In ADT Security Services Canada, Inc. v. Fluent Home Ltd. (Div Court, 2023) the Divisional Court considered the time required for a payment (here in a settlement) where none was specified by the parties:
 In this case, there was nothing said during pre-trial discussions about the timing of the payment. Nothing in the context of the discussions founds an argument that payment was anything other than an immediate obligation. It is normal to allow some short period to generate a cheque or other payment, and where there has been no express agreement on the precise deadline, the law infers a “reasonable period” for payment. In this case, the reasonable options would be, in my view, seven days, ten days or thirty days. Thirty days is what the plaintiffs proposed, and what was approved by counsel for the defendants subject to instructions. In this context, I conclude that thirty days is a “reasonable period”.. Ju v. Tahmasebi

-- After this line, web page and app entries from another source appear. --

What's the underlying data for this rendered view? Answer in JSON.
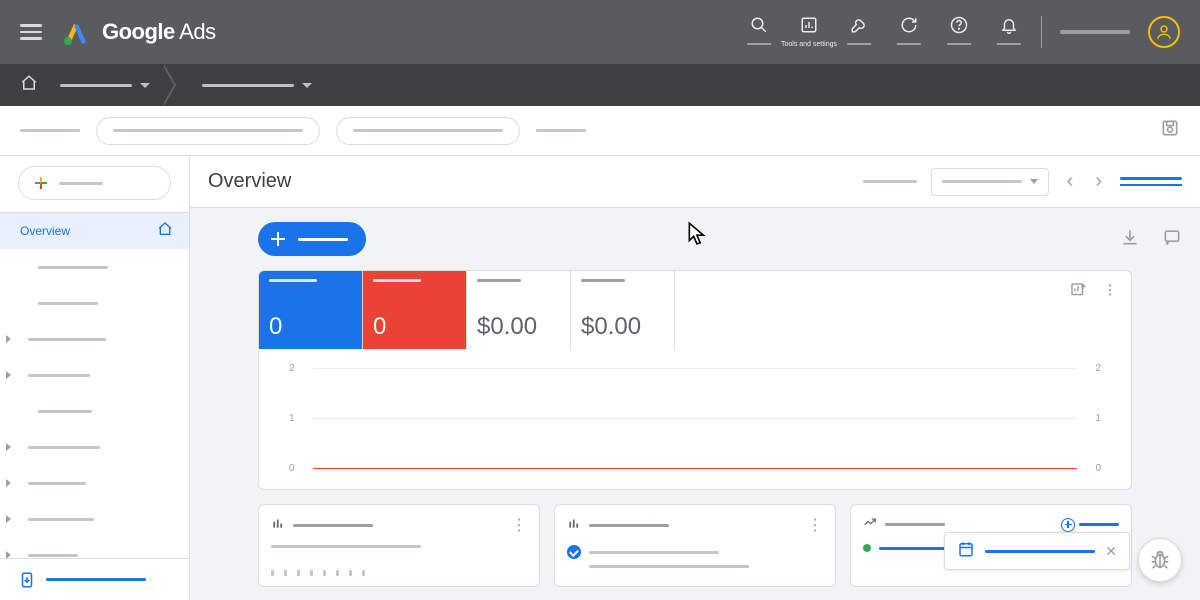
{
  "brand": {
    "name": "Google Ads"
  },
  "header": {
    "tools_label": "Tools and settings"
  },
  "sidebar": {
    "active_label": "Overview"
  },
  "content": {
    "title": "Overview",
    "metrics": [
      {
        "value": "0"
      },
      {
        "value": "0"
      },
      {
        "value": "$0.00"
      },
      {
        "value": "$0.00"
      }
    ]
  },
  "chart_data": {
    "type": "line",
    "ylim": [
      0,
      2
    ],
    "yticks": [
      0,
      1,
      2
    ],
    "series": [
      {
        "name": "metric-blue",
        "values": [
          0
        ],
        "color": "#1a73e8"
      },
      {
        "name": "metric-red",
        "values": [
          0
        ],
        "color": "#ea4335"
      }
    ],
    "title": "",
    "xlabel": "",
    "ylabel": ""
  }
}
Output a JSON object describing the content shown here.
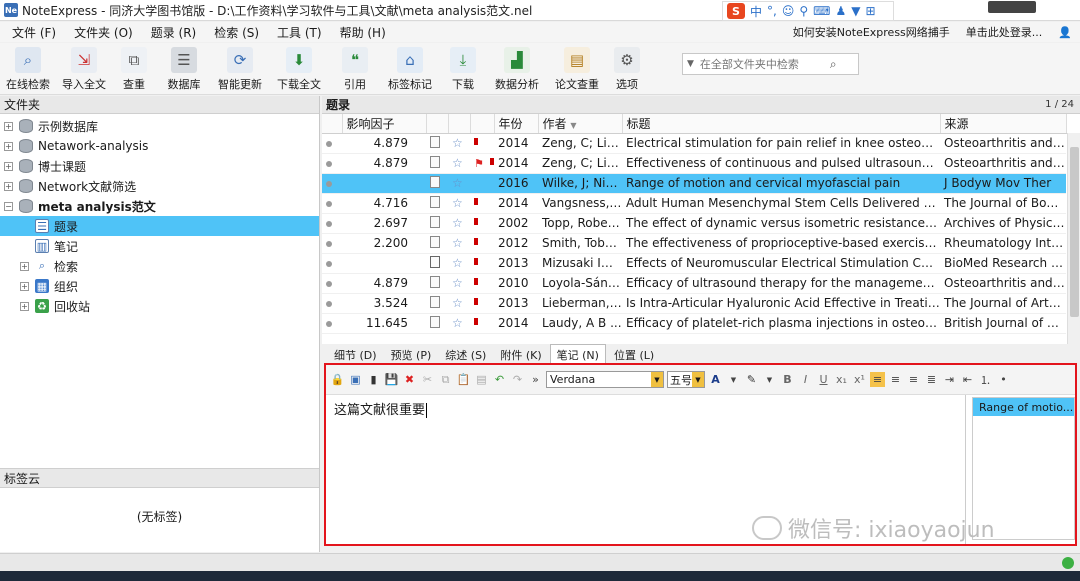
{
  "window": {
    "title": "NoteExpress - 同济大学图书馆版 - D:\\工作资料\\学习软件与工具\\文献\\meta analysis范文.nel",
    "app_icon_text": "Ne"
  },
  "menu": {
    "items": [
      "文件 (F)",
      "文件夹 (O)",
      "题录 (R)",
      "检索 (S)",
      "工具 (T)",
      "帮助 (H)"
    ],
    "right_links": [
      "如何安装NoteExpress网络捕手",
      "单击此处登录..."
    ]
  },
  "toolbar": {
    "buttons": [
      {
        "label": "在线检索",
        "icon": "magnifier-icon"
      },
      {
        "label": "导入全文",
        "icon": "import-icon"
      },
      {
        "label": "查重",
        "icon": "duplicate-icon"
      },
      {
        "label": "数据库",
        "icon": "database-icon"
      },
      {
        "label": "智能更新",
        "icon": "update-icon"
      },
      {
        "label": "下载全文",
        "icon": "download-fulltext-icon"
      },
      {
        "label": "引用",
        "icon": "cite-icon"
      },
      {
        "label": "标签标记",
        "icon": "tag-icon"
      },
      {
        "label": "下载",
        "icon": "download-icon"
      },
      {
        "label": "数据分析",
        "icon": "chart-icon"
      },
      {
        "label": "论文查重",
        "icon": "clipboard-icon"
      },
      {
        "label": "选项",
        "icon": "options-icon"
      }
    ],
    "search_placeholder": "在全部文件夹中检索"
  },
  "sidebar": {
    "header": "文件夹",
    "items": [
      {
        "label": "示例数据库"
      },
      {
        "label": "Netawork-analysis"
      },
      {
        "label": "博士课题"
      },
      {
        "label": "Network文献筛选"
      },
      {
        "label": "meta analysis范文"
      },
      {
        "label": "题录"
      },
      {
        "label": "笔记"
      },
      {
        "label": "检索"
      },
      {
        "label": "组织"
      },
      {
        "label": "回收站"
      }
    ],
    "tag_cloud_header": "标签云",
    "no_tags": "(无标签)"
  },
  "records": {
    "title": "题录",
    "page": "1 / 24",
    "columns": [
      "影响因子",
      "年份",
      "作者",
      "标题",
      "来源"
    ],
    "rows": [
      {
        "if": "4.879",
        "flag": false,
        "year": "2014",
        "author": "Zeng, C; Li, ...",
        "title": "Electrical stimulation for pain relief in knee osteoarthritis:...",
        "source": "Osteoarthritis and C..."
      },
      {
        "if": "4.879",
        "flag": true,
        "year": "2014",
        "author": "Zeng, C; Li, ...",
        "title": "Effectiveness of continuous and pulsed ultrasound for th...",
        "source": "Osteoarthritis and C..."
      },
      {
        "if": "",
        "flag": false,
        "year": "2016",
        "author": "Wilke, J; Nie...",
        "title": "Range of motion and cervical myofascial pain",
        "source": "J Bodyw Mov Ther"
      },
      {
        "if": "4.716",
        "flag": false,
        "year": "2014",
        "author": "Vangsness, ...",
        "title": "Adult Human Mesenchymal Stem Cells Delivered via Intr...",
        "source": "The Journal of Bone ..."
      },
      {
        "if": "2.697",
        "flag": false,
        "year": "2002",
        "author": "Topp, Robert...",
        "title": "The effect of dynamic versus isometric resistance trainin...",
        "source": "Archives of Physical ..."
      },
      {
        "if": "2.200",
        "flag": false,
        "year": "2012",
        "author": "Smith, Toby ...",
        "title": "The effectiveness of proprioceptive-based exercise for o...",
        "source": "Rheumatology Inter..."
      },
      {
        "if": "",
        "flag": false,
        "year": "2013",
        "author": "Mizusaki Im...",
        "title": "Effects of Neuromuscular Electrical Stimulation Combine...",
        "source": "BioMed Research Int..."
      },
      {
        "if": "4.879",
        "flag": false,
        "year": "2010",
        "author": "Loyola-Sánc...",
        "title": "Efficacy of ultrasound therapy for the management of k...",
        "source": "Osteoarthritis and C..."
      },
      {
        "if": "3.524",
        "flag": false,
        "year": "2013",
        "author": "Lieberman, J...",
        "title": "Is Intra-Articular Hyaluronic Acid Effective in Treating Os...",
        "source": "The Journal of Arthr..."
      },
      {
        "if": "11.645",
        "flag": false,
        "year": "2014",
        "author": "Laudy, A B ...",
        "title": "Efficacy of platelet-rich plasma injections in osteoarthriti...",
        "source": "British Journal of Sp..."
      }
    ]
  },
  "tabs": [
    "细节 (D)",
    "预览 (P)",
    "综述 (S)",
    "附件 (K)",
    "笔记 (N)",
    "位置 (L)"
  ],
  "editor": {
    "font": "Verdana",
    "size": "五号",
    "note_text": "这篇文献很重要",
    "linked_record": "Range of motio..."
  },
  "watermark": "微信号: ixiaoyaojun"
}
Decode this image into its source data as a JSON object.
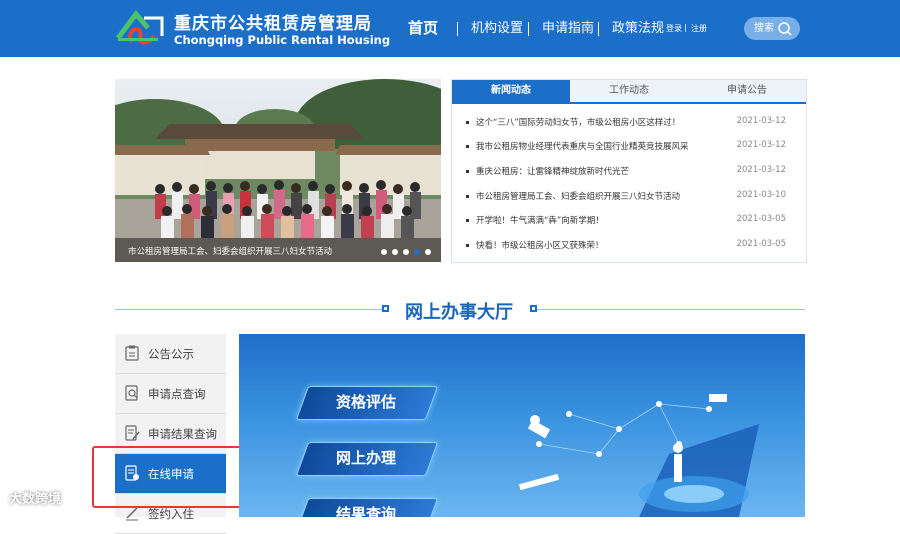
{
  "header": {
    "logo_cn": "重庆市公共租赁房管理局",
    "logo_en": "Chongqing Public Rental Housing",
    "nav": [
      "首页",
      "机构设置",
      "申请指南",
      "政策法规"
    ],
    "login": "登录",
    "register": "注册",
    "search_label": "搜索"
  },
  "carousel": {
    "caption": "市公租房管理局工会、妇委会组织开展三八妇女节活动",
    "slide_count": 5,
    "active_slide": 4
  },
  "news": {
    "tabs": [
      "新闻动态",
      "工作动态",
      "申请公告"
    ],
    "items": [
      {
        "title": "这个“三八”国际劳动妇女节，市级公租房小区这样过！",
        "date": "2021-03-12"
      },
      {
        "title": "我市公租房物业经理代表重庆与全国行业精英竞技展风采",
        "date": "2021-03-12"
      },
      {
        "title": "重庆公租房：让雷锋精神绽放新时代光芒",
        "date": "2021-03-12"
      },
      {
        "title": "市公租房管理局工会、妇委会组织开展三八妇女节活动",
        "date": "2021-03-10"
      },
      {
        "title": "开学啦！牛气满满“犇”向新学期！",
        "date": "2021-03-05"
      },
      {
        "title": "快看！市级公租房小区又获殊荣！",
        "date": "2021-03-05"
      }
    ]
  },
  "hall": {
    "title": "网上办事大厅",
    "menu": [
      "公告公示",
      "申请点查询",
      "申请结果查询",
      "在线申请",
      "签约入住"
    ],
    "buttons": [
      "资格评估",
      "网上办理",
      "结果查询"
    ]
  },
  "watermark": "大数跨境",
  "colors": {
    "primary": "#1c6fc8",
    "highlight": "#e23a3a"
  }
}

 As I indicated at the conclusion of the hearing, this is not a close call. The terms of settlement are simple. The manner in which the agreement was expressed conveyed the parties’ commitment to the settlement, and that commitment was relied on by the parties and the court in vacating the pending trial dates. The precise wording of the release is not an essential term in the context of this settlement: 1648290 Ontario Ltd. v. Akhaven, 2018 ONSC 6122 (Div. Ct.). Likewsie, the precise timing of payment of the settlement funds is not an essential term in the context of this settlement: Canada v. Stephen Moffett Ltd., 2021 FC 1223; Hughes v. The City of Moncton, 2006 NBCA 83.
In Ju v. Tahmasebi (Ont CA, 2020) the Court of Appeal commented about unspecified time expectations in a real estate conveyance context:
 Where there is no express reference in an agreement to the time of performance, the law requires performance within a reasonable time. What is reasonable will be determined upon the facts of the individual case: Illidge v. Sona Resources Corporation 2018 BCCA 368, at para. 61. The application judge was under no obligation to set out what date would have been reasonable. The key is that, in light of all of the operative facts, she concluded that August 7, 2018 was not reasonable.